[Saved entries]

- Opening Delimiter -

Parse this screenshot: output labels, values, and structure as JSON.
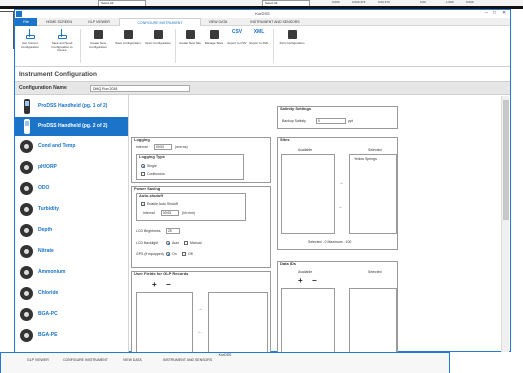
{
  "top_strip": {
    "cells": [
      "Select All",
      "Select All"
    ],
    "numbers": [
      "0.000",
      "0.000 373",
      "0.00 373",
      "6.00",
      "1.000",
      "0.000"
    ]
  },
  "window": {
    "title": "KorDSS",
    "controls": [
      "–",
      "□",
      "✕"
    ]
  },
  "tabs": [
    "File",
    "HOME SCREEN",
    "GLP VIEWER",
    "CONFIGURE INSTRUMENT",
    "VIEW DATA",
    "INSTRUMENT AND SENSORS"
  ],
  "ribbon": {
    "buttons": [
      {
        "label": "Get Current Configuration"
      },
      {
        "label": "Save and Send Configuration to Device"
      },
      {
        "label": "Create New Configuration"
      },
      {
        "label": "Save Configuration"
      },
      {
        "label": "Open Configuration"
      },
      {
        "label": "Create New Site"
      },
      {
        "label": "Manage Sites"
      },
      {
        "label": "Export to CSV",
        "icon_text": "CSV"
      },
      {
        "label": "Export to XML",
        "icon_text": "XML"
      },
      {
        "label": "Print Configuration"
      }
    ]
  },
  "page": {
    "heading": "Instrument Configuration",
    "config_name_label": "Configuration Name",
    "config_name_value": "DMQ Run 2018"
  },
  "sidebar": {
    "items": [
      {
        "label": "ProDSS Handheld (pg. 1 of 2)",
        "kind": "phone"
      },
      {
        "label": "ProDSS Handheld (pg. 2 of 2)",
        "kind": "phone",
        "selected": true
      },
      {
        "label": "Cond and Temp"
      },
      {
        "label": "pH/ORP"
      },
      {
        "label": "ODO"
      },
      {
        "label": "Turbidity"
      },
      {
        "label": "Depth"
      },
      {
        "label": "Nitrate"
      },
      {
        "label": "Ammonium"
      },
      {
        "label": "Chloride"
      },
      {
        "label": "BGA-PC"
      },
      {
        "label": "BGA-PE"
      }
    ]
  },
  "logging": {
    "title": "Logging",
    "interval_label": "Interval",
    "interval_value": "00:00",
    "interval_unit": "(mm:ss)",
    "type_title": "Logging Type",
    "single": "Single",
    "continuous": "Continuous"
  },
  "power": {
    "title": "Power Saving",
    "auto_title": "Auto-shutoff",
    "enable": "Enable Auto Shutoff",
    "interval_label": "Interval",
    "interval_value": "00:05",
    "interval_unit": "(hh:mm)",
    "brightness_label": "LCD Brightness",
    "brightness_value": "25",
    "backlight_label": "LCD Backlight",
    "backlight_auto": "Auto",
    "backlight_manual": "Manual",
    "gps_label": "GPS (if equipped)",
    "gps_on": "On",
    "gps_off": "Off"
  },
  "user_fields": {
    "title": "User Fields for GLP Records",
    "plus": "+",
    "minus": "−",
    "right_arrow": "→",
    "left_arrow": "←"
  },
  "salinity": {
    "title": "Salinity Settings",
    "label": "Backup Salinity",
    "value": "0",
    "unit": "ppt"
  },
  "sites": {
    "title": "Sites",
    "available": "Available",
    "selected": "Selected",
    "selected_item": "Yellow Springs",
    "right_arrow": "→",
    "left_arrow": "←",
    "footer": "Selected : 0    Maximum : 100"
  },
  "data_ids": {
    "title": "Data IDs",
    "available": "Available",
    "selected": "Selected",
    "plus": "+",
    "minus": "−"
  },
  "bottom_window": {
    "title": "KorDSS",
    "tabs": [
      "GLP VIEWER",
      "CONFIGURE INSTRUMENT",
      "VIEW DATA",
      "INSTRUMENT AND SENSORS"
    ]
  }
}
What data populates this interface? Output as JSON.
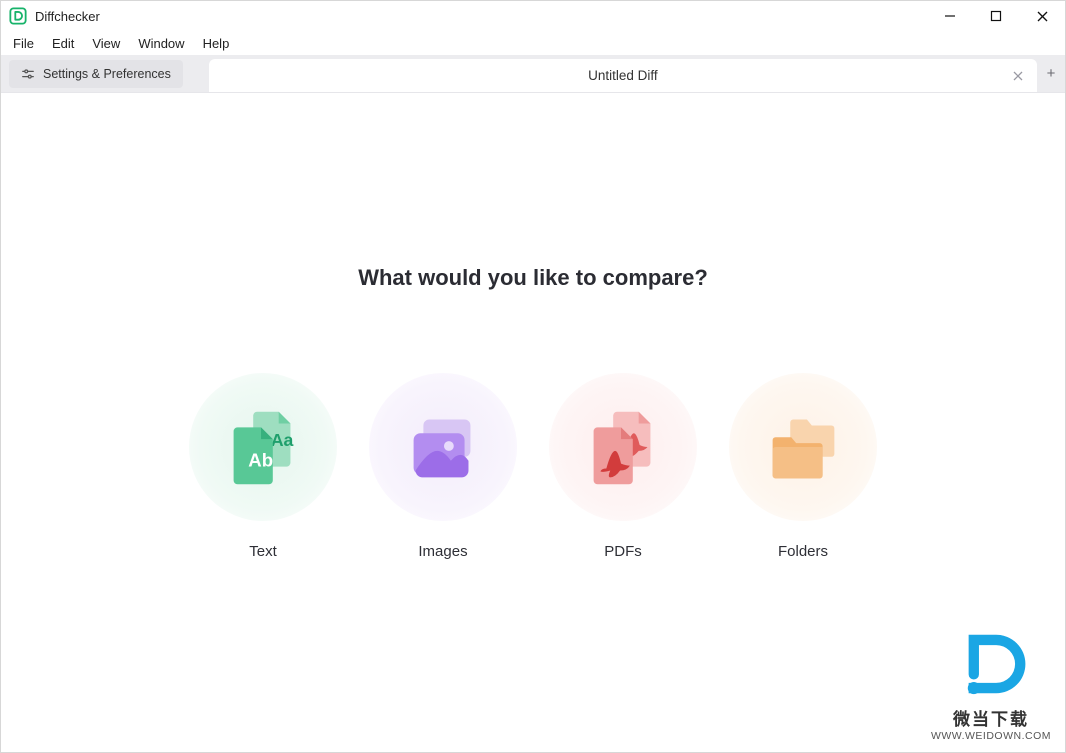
{
  "window": {
    "title": "Diffchecker"
  },
  "menu": {
    "items": [
      "File",
      "Edit",
      "View",
      "Window",
      "Help"
    ]
  },
  "toolbar": {
    "settings_label": "Settings & Preferences"
  },
  "tab": {
    "title": "Untitled Diff"
  },
  "main": {
    "headline": "What would you like to compare?",
    "options": [
      {
        "key": "text",
        "label": "Text"
      },
      {
        "key": "images",
        "label": "Images"
      },
      {
        "key": "pdfs",
        "label": "PDFs"
      },
      {
        "key": "folders",
        "label": "Folders"
      }
    ]
  },
  "watermark": {
    "cn": "微当下载",
    "url": "WWW.WEIDOWN.COM"
  }
}
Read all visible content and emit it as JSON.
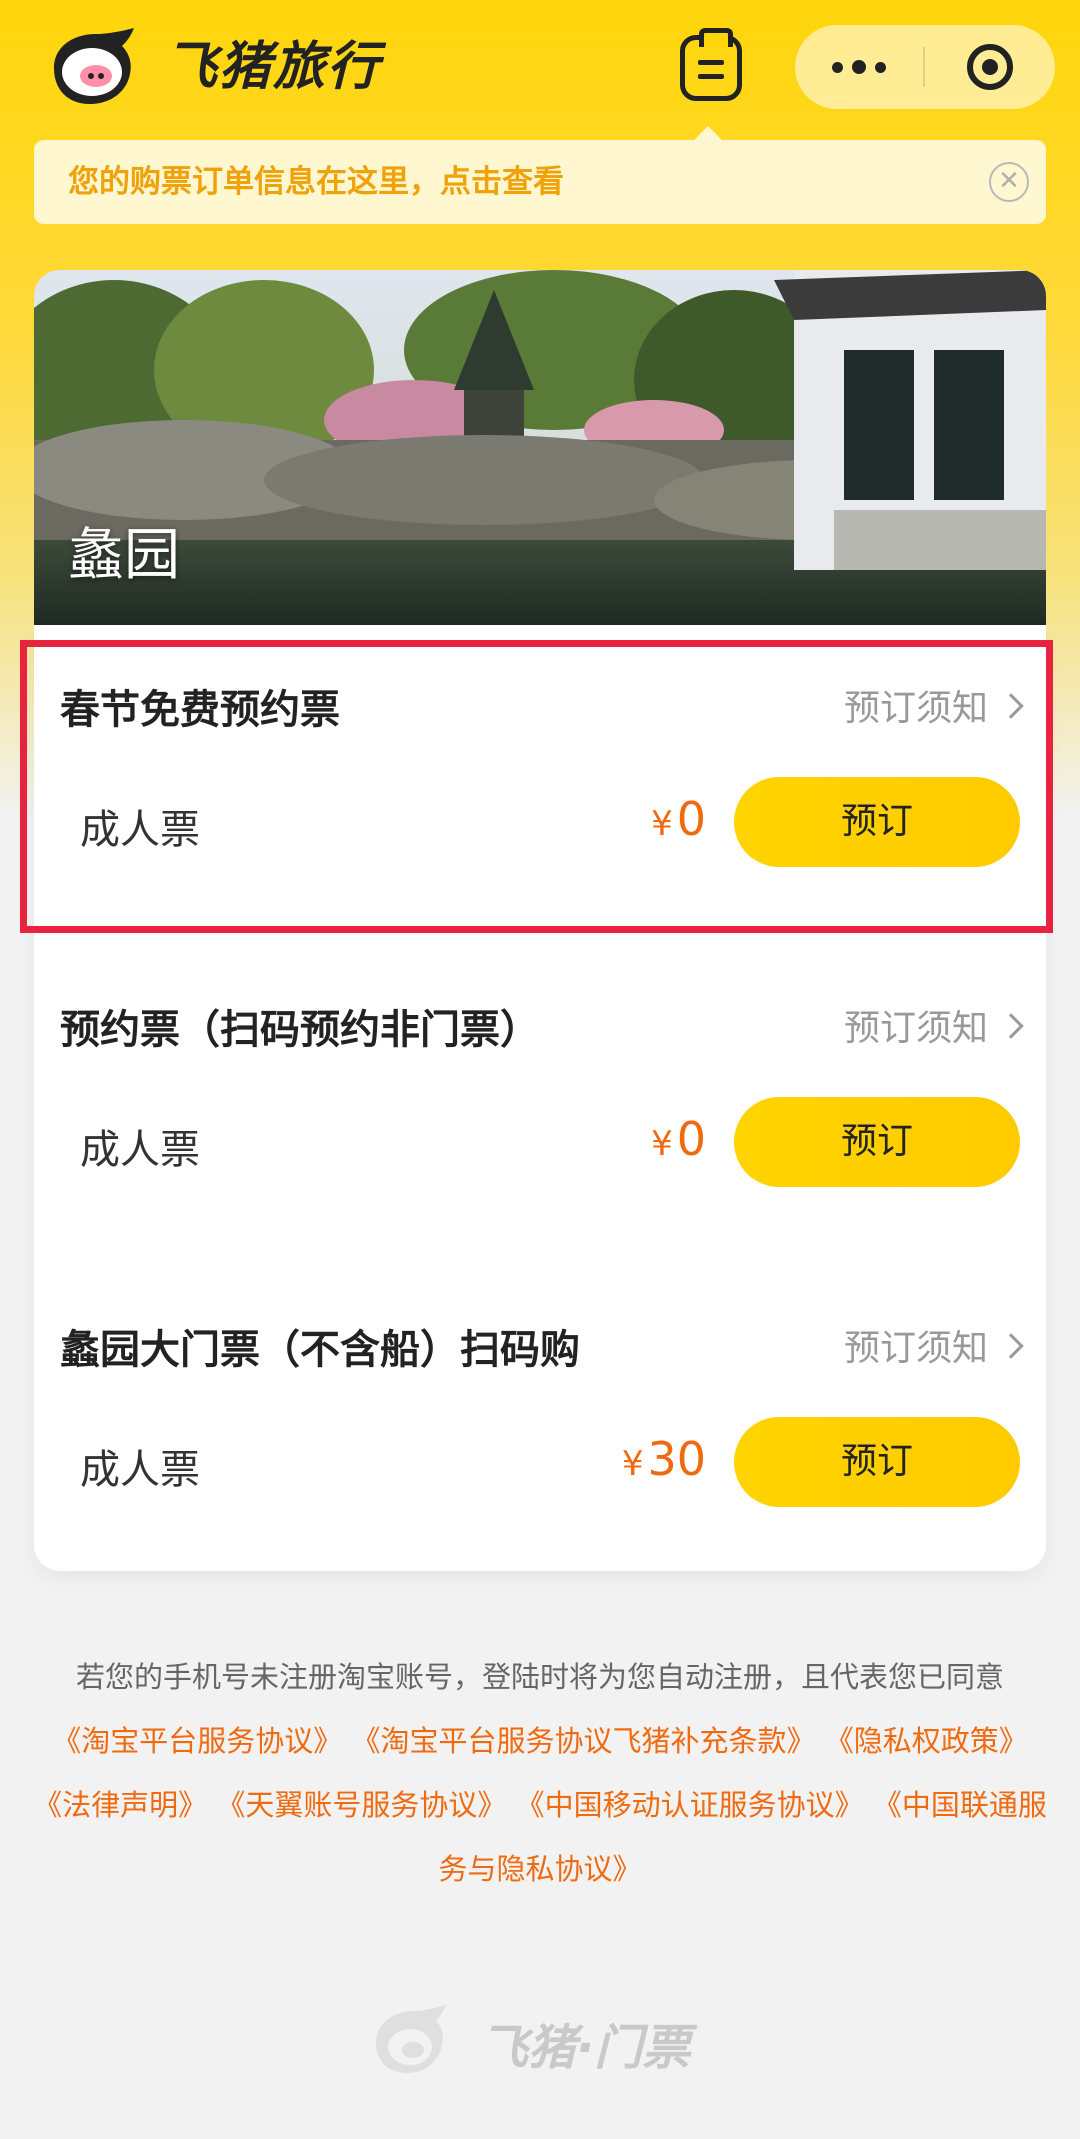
{
  "header": {
    "brand": "飞猪旅行",
    "icons": {
      "logo": "fliggy-pig-logo",
      "orders": "order-list-icon",
      "more": "more-dots-icon",
      "close": "target-close-icon"
    }
  },
  "tip": {
    "text": "您的购票订单信息在这里，点击查看",
    "close_symbol": "✕"
  },
  "attraction": {
    "name": "蠡园"
  },
  "tickets": [
    {
      "title": "春节免费预约票",
      "notice": "预订须知",
      "type": "成人票",
      "currency": "¥",
      "price": "0",
      "book": "预订"
    },
    {
      "title": "预约票（扫码预约非门票）",
      "notice": "预订须知",
      "type": "成人票",
      "currency": "¥",
      "price": "0",
      "book": "预订"
    },
    {
      "title": "蠡园大门票（不含船）扫码购",
      "notice": "预订须知",
      "type": "成人票",
      "currency": "¥",
      "price": "30",
      "book": "预订"
    }
  ],
  "legal": {
    "intro": "若您的手机号未注册淘宝账号，登陆时将为您自动注册，且代表您已同意",
    "links": [
      "《淘宝平台服务协议》",
      "《淘宝平台服务协议飞猪补充条款》",
      "《隐私权政策》",
      "《法律声明》",
      "《天翼账号服务协议》",
      "《中国移动认证服务协议》",
      "《中国联通服务与隐私协议》"
    ]
  },
  "footer": {
    "brand": "飞猪·门票"
  },
  "colors": {
    "brand_yellow": "#ffd60a",
    "price_orange": "#f06a10",
    "highlight_red": "#e8233f",
    "link_orange": "#f06a10"
  }
}
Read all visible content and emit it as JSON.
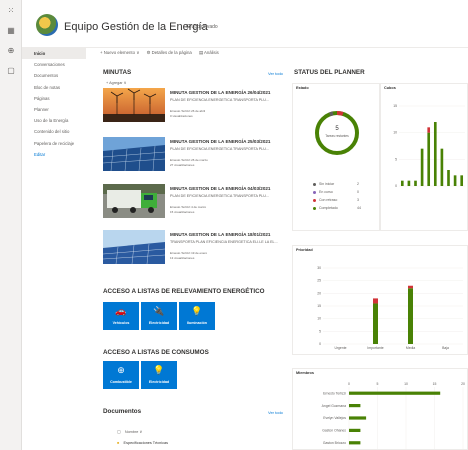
{
  "site": {
    "title": "Equipo Gestión de la Energía",
    "privacy": "Grupo privado"
  },
  "appbar": {
    "icons": [
      "waffle-icon",
      "grid-icon",
      "globe-icon",
      "page-icon"
    ]
  },
  "nav": {
    "items": [
      {
        "label": "Inicio",
        "active": true
      },
      {
        "label": "Conversaciones"
      },
      {
        "label": "Documentos"
      },
      {
        "label": "Bloc de notas"
      },
      {
        "label": "Páginas"
      },
      {
        "label": "Planner"
      },
      {
        "label": "Uso de la Energía"
      },
      {
        "label": "Contenido del sitio"
      },
      {
        "label": "Papelera de reciclaje"
      },
      {
        "label": "Editar",
        "edit": true
      }
    ]
  },
  "cmdbar": {
    "new": "+ Nuevo elemento ∨",
    "details": "⚙ Detalles de la página",
    "analytics": "▤ Análisis"
  },
  "news": {
    "title": "MINUTAS",
    "see_all": "Ver todo",
    "add": "+ Agregar ∨",
    "items": [
      {
        "title": "MINUTA GESTION DE LA ENERGÍA 26/04/2021",
        "desc": "PLAN DE EFICIENCIA ENERGETICA TRANSPORTA PLU...",
        "author": "Ernesto Terlizzi 26 de abril",
        "views": "0 visualizaciones",
        "img": "turbines"
      },
      {
        "title": "MINUTA GESTION DE LA ENERGÍA 25/03/2021",
        "desc": "PLAN DE EFICIENCIA ENERGETICA TRANSPORTA PLU...",
        "author": "Ernesto Terlizzi 26 de marzo",
        "views": "27 visualizaciones",
        "img": "solar"
      },
      {
        "title": "MINUTA GESTION DE LA ENERGÍA 04/03/2021",
        "desc": "PLAN DE EFICIENCIA ENERGETICA TRANSPORTA PLU...",
        "author": "Ernesto Terlizzi 4 de marzo",
        "views": "15 visualizaciones",
        "img": "truck"
      },
      {
        "title": "MINUTA GESTION DE LA ENERGÍA 18/01/2021",
        "desc": "TRANSPORTA PLAN EFICIENCIA ENERGETICA ELI.LE LA EL...",
        "author": "Ernesto Terlizzi 19 de enero",
        "views": "13 visualizaciones",
        "img": "panels"
      }
    ]
  },
  "relevamiento": {
    "title": "ACCESO A LISTAS DE RELEVAMIENTO ENERGÉTICO",
    "tiles": [
      {
        "label": "Vehículos",
        "icon": "car-icon"
      },
      {
        "label": "Electricidad",
        "icon": "plug-icon"
      },
      {
        "label": "Iluminación",
        "icon": "bulb-icon"
      }
    ]
  },
  "consumos": {
    "title": "ACCESO A LISTAS DE CONSUMOS",
    "tiles": [
      {
        "label": "Combustible",
        "icon": "globe-icon"
      },
      {
        "label": "Electricidad",
        "icon": "bulb-icon"
      }
    ]
  },
  "documents": {
    "title": "Documentos",
    "see_all": "Ver todo",
    "header": "Nombre ∨",
    "rows": [
      {
        "name": "Especificaciones Técnicas"
      }
    ]
  },
  "planner": {
    "title": "STATUS DEL PLANNER",
    "estado": {
      "title": "Estado",
      "total": "5",
      "total_label": "Tareas restantes",
      "legend": [
        {
          "label": "Sin iniciar",
          "value": "2",
          "color": "#605e5c"
        },
        {
          "label": "En curso",
          "value": "0",
          "color": "#8764b8"
        },
        {
          "label": "Con retraso",
          "value": "3",
          "color": "#d13438"
        },
        {
          "label": "Completado",
          "value": "44",
          "color": "#498205"
        }
      ]
    },
    "cubos": {
      "title": "Cubos"
    },
    "prioridad": {
      "title": "Prioridad"
    },
    "miembros": {
      "title": "Miembros"
    }
  },
  "chart_data": [
    {
      "type": "bar",
      "title": "Cubos",
      "categories": [
        "c1",
        "c2",
        "c3",
        "c4",
        "c5",
        "c6",
        "c7",
        "c8",
        "c9",
        "c10"
      ],
      "series": [
        {
          "values": [
            1,
            1,
            1,
            7,
            10,
            12,
            7,
            3,
            2,
            2
          ],
          "color": "#498205"
        },
        {
          "values": [
            0,
            0,
            0,
            0,
            1,
            0,
            0,
            0,
            0,
            0
          ],
          "color": "#d13438"
        }
      ],
      "ylim": [
        0,
        15
      ],
      "yticks": [
        0,
        5,
        10,
        15
      ]
    },
    {
      "type": "bar",
      "title": "Prioridad",
      "categories": [
        "Urgente",
        "Importante",
        "Media",
        "Baja"
      ],
      "series": [
        {
          "values": [
            0,
            16,
            22,
            0
          ],
          "color": "#498205"
        },
        {
          "values": [
            0,
            2,
            1,
            0
          ],
          "color": "#d13438"
        }
      ],
      "ylim": [
        0,
        30
      ],
      "yticks": [
        0,
        5,
        10,
        15,
        20,
        25,
        30
      ]
    },
    {
      "type": "bar",
      "title": "Miembros",
      "categories": [
        "Ernesto Terlizzi",
        "Angel Guzmana",
        "Evelyn Vallejos",
        "Gaston Ohanes",
        "Gaston Briozzo"
      ],
      "values": [
        16,
        2,
        3,
        2,
        2
      ],
      "xlim": [
        0,
        20
      ],
      "xticks": [
        0,
        5,
        10,
        15,
        20
      ],
      "color": "#498205"
    }
  ]
}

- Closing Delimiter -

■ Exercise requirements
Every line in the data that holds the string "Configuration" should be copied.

■ Task result
        "label": "Get Current Configuration"
        "label": "Save and Send Configuration to Device"
        "label": "Create New Configuration"
        "label": "Save Configuration"
        "label": "Open Configuration"
        "label": "Print Configuration"
    "heading": "Instrument Configuration",
    "config_name_label": "Configuration Name",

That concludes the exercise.